═════ MATERIAL TO PROCESS ═════

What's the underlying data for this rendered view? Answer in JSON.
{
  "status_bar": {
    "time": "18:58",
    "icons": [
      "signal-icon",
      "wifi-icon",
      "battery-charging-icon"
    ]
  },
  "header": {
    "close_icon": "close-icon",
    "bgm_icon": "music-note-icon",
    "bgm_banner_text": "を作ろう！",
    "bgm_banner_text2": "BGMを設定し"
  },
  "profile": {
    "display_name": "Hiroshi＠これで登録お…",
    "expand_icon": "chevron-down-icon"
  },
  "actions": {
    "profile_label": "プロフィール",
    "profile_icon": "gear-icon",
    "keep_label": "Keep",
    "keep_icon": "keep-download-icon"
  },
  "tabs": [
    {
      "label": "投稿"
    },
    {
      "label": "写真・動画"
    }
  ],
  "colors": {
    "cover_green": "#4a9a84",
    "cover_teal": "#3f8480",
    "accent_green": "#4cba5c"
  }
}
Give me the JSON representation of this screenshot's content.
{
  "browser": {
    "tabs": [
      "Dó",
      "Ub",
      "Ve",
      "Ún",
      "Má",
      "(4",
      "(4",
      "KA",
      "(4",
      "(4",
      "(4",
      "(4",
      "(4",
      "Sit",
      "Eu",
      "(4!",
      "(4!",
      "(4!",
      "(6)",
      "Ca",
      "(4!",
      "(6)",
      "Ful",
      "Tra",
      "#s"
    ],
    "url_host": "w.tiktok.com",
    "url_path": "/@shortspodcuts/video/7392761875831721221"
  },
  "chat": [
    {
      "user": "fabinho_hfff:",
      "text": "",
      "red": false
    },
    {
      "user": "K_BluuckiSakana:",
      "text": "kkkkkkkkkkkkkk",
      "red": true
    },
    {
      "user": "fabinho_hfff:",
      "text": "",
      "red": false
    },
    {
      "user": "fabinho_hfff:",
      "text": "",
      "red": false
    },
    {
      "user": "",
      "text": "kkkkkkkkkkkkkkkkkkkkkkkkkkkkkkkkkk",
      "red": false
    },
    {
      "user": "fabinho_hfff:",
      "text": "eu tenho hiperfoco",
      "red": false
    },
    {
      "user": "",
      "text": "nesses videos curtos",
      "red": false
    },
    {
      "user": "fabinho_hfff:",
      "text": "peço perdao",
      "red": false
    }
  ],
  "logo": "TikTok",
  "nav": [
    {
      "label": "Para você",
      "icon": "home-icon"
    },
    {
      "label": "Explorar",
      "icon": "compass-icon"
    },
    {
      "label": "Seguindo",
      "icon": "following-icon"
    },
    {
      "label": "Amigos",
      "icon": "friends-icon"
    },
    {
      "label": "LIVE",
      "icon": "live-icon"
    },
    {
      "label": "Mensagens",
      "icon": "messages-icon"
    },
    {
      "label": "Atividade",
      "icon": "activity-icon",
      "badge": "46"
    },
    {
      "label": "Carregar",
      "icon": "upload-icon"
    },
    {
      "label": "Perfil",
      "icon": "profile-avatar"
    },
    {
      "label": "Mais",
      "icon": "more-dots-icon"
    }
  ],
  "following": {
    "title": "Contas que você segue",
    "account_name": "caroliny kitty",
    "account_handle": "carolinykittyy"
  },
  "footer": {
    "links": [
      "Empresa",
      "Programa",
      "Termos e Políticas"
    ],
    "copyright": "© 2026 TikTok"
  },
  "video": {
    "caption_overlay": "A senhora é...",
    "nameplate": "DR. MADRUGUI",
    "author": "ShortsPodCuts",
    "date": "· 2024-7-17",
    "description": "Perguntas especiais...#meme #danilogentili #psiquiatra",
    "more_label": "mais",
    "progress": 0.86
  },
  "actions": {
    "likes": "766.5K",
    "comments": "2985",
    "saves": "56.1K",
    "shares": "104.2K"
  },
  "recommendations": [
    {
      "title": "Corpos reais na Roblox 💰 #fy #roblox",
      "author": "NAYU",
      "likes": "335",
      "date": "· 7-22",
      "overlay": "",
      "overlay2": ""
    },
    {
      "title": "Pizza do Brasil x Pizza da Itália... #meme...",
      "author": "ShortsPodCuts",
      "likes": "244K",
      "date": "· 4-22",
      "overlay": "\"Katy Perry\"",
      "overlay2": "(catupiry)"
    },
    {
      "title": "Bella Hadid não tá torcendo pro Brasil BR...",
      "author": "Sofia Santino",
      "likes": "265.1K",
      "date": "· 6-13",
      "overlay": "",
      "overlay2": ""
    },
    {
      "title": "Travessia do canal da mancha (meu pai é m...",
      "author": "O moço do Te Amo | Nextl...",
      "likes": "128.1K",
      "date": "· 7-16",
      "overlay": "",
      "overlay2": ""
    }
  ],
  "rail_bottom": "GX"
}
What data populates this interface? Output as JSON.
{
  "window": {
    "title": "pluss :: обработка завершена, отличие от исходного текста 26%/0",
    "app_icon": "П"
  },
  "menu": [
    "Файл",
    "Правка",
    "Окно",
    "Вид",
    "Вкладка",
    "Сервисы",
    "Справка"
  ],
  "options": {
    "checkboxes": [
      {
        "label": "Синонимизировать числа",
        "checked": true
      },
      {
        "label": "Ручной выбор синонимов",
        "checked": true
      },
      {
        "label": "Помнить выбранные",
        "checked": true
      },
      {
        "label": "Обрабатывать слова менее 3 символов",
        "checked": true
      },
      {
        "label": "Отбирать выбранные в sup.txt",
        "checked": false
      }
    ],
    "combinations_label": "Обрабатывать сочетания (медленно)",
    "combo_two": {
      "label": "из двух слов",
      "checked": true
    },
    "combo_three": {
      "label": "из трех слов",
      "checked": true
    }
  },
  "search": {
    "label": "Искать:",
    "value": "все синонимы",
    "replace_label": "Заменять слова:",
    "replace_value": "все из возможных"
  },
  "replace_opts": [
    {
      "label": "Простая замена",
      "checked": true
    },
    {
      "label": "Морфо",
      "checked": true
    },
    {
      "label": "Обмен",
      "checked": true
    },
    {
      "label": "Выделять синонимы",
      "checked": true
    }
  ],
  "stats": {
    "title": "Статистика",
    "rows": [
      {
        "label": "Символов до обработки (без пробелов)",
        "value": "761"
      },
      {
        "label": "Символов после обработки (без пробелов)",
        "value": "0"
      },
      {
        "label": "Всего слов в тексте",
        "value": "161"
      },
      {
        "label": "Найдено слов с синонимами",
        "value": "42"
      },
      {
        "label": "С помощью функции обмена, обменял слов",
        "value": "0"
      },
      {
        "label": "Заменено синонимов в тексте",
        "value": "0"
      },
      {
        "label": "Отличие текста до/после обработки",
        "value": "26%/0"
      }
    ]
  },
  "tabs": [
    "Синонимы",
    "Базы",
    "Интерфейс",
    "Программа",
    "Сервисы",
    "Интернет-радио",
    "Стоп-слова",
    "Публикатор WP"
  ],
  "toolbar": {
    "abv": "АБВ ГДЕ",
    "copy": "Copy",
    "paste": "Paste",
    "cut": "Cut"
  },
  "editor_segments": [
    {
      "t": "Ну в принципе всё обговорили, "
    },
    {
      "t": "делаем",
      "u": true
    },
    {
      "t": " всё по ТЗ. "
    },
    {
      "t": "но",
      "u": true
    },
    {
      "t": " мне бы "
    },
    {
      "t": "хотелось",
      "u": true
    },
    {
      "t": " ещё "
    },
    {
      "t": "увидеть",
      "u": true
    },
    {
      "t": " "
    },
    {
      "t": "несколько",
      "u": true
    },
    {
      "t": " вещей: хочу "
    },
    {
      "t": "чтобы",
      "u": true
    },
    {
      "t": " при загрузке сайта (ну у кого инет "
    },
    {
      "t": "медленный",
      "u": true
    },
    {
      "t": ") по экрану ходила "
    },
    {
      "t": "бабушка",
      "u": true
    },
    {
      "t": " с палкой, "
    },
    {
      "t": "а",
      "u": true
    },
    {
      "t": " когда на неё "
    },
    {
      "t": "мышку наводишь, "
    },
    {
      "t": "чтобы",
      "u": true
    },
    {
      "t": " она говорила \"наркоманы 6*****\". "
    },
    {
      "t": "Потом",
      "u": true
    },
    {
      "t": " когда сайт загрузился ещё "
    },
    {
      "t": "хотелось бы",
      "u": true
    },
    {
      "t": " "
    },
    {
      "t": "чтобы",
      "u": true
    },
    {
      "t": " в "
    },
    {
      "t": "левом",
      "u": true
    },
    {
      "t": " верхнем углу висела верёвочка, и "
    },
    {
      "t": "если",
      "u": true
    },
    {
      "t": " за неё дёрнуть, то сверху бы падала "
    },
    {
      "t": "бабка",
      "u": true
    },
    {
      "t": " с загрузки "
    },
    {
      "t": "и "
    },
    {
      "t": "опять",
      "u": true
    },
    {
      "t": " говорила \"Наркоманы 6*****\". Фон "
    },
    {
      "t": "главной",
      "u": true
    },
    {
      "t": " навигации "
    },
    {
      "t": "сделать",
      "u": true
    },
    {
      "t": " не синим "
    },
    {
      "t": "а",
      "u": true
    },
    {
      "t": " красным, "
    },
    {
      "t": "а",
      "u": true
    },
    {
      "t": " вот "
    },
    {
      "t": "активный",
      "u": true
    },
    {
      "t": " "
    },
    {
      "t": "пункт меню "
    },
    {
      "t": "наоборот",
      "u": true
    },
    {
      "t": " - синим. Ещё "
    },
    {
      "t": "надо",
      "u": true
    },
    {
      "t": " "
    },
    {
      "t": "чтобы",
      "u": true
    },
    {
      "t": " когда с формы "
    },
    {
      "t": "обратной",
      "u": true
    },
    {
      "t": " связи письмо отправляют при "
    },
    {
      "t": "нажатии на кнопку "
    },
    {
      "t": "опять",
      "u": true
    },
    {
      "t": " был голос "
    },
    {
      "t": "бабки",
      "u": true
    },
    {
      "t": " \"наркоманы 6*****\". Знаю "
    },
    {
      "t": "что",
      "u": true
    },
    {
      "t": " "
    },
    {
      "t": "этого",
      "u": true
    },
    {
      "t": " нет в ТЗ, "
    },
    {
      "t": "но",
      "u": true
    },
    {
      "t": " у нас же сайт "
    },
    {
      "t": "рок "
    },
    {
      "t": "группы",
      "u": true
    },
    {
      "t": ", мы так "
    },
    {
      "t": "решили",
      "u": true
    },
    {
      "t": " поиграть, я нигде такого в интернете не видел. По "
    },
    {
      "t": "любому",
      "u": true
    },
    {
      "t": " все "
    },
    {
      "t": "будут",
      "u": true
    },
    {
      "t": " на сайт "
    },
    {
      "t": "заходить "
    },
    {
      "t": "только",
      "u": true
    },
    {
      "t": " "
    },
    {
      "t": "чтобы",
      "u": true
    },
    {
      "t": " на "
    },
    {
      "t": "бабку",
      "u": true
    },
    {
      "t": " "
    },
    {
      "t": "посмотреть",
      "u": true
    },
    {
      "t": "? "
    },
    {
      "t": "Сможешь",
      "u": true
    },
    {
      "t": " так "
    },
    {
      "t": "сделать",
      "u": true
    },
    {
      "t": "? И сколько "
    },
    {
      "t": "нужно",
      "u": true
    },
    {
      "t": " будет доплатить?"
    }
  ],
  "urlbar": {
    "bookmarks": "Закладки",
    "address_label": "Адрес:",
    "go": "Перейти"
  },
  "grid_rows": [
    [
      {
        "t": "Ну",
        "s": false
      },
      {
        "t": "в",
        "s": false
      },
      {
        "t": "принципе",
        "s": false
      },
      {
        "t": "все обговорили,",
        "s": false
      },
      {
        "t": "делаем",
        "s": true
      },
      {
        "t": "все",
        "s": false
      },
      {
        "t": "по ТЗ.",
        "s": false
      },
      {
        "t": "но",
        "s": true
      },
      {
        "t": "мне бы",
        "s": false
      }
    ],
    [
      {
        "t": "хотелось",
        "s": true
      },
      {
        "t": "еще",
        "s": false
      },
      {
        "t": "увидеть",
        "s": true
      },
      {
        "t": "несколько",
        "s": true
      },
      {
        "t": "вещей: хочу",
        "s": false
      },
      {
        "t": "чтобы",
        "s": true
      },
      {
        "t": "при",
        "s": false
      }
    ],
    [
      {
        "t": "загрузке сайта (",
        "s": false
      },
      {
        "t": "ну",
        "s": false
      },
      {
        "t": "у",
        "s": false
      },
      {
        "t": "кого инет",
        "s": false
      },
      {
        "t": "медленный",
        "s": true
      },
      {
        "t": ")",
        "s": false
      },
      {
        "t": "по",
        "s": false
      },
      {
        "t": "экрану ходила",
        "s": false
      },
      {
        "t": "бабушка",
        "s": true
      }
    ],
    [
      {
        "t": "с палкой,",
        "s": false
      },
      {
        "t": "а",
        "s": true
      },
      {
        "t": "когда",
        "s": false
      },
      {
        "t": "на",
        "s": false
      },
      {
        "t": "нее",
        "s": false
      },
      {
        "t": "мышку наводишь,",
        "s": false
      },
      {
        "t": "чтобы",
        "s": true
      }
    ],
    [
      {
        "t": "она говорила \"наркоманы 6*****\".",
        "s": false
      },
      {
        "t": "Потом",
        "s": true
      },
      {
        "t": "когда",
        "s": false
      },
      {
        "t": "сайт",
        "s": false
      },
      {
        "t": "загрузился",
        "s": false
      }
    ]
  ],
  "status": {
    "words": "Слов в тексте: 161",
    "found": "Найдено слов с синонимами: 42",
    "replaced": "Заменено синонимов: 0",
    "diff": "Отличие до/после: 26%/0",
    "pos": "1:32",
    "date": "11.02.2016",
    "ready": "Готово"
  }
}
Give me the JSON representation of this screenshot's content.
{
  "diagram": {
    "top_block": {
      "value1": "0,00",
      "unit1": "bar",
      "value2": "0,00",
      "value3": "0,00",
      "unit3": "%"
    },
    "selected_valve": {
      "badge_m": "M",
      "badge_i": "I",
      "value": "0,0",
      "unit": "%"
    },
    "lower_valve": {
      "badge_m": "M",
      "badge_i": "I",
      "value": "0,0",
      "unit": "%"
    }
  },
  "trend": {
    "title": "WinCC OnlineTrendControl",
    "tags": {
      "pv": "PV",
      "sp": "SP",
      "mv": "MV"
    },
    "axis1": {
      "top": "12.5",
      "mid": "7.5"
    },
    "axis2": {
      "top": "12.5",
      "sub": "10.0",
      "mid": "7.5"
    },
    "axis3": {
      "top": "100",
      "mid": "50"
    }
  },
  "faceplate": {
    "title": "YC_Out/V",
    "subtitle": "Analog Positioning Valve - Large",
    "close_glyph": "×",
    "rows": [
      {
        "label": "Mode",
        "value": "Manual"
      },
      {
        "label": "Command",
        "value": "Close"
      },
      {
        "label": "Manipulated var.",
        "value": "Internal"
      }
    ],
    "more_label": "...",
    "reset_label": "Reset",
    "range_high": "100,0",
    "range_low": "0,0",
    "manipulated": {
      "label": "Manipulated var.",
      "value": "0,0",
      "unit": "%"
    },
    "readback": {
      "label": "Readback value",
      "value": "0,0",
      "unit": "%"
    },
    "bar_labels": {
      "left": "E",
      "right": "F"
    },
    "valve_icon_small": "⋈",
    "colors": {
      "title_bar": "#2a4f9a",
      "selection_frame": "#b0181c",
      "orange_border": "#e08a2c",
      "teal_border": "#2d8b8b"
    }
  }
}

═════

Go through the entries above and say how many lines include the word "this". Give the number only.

4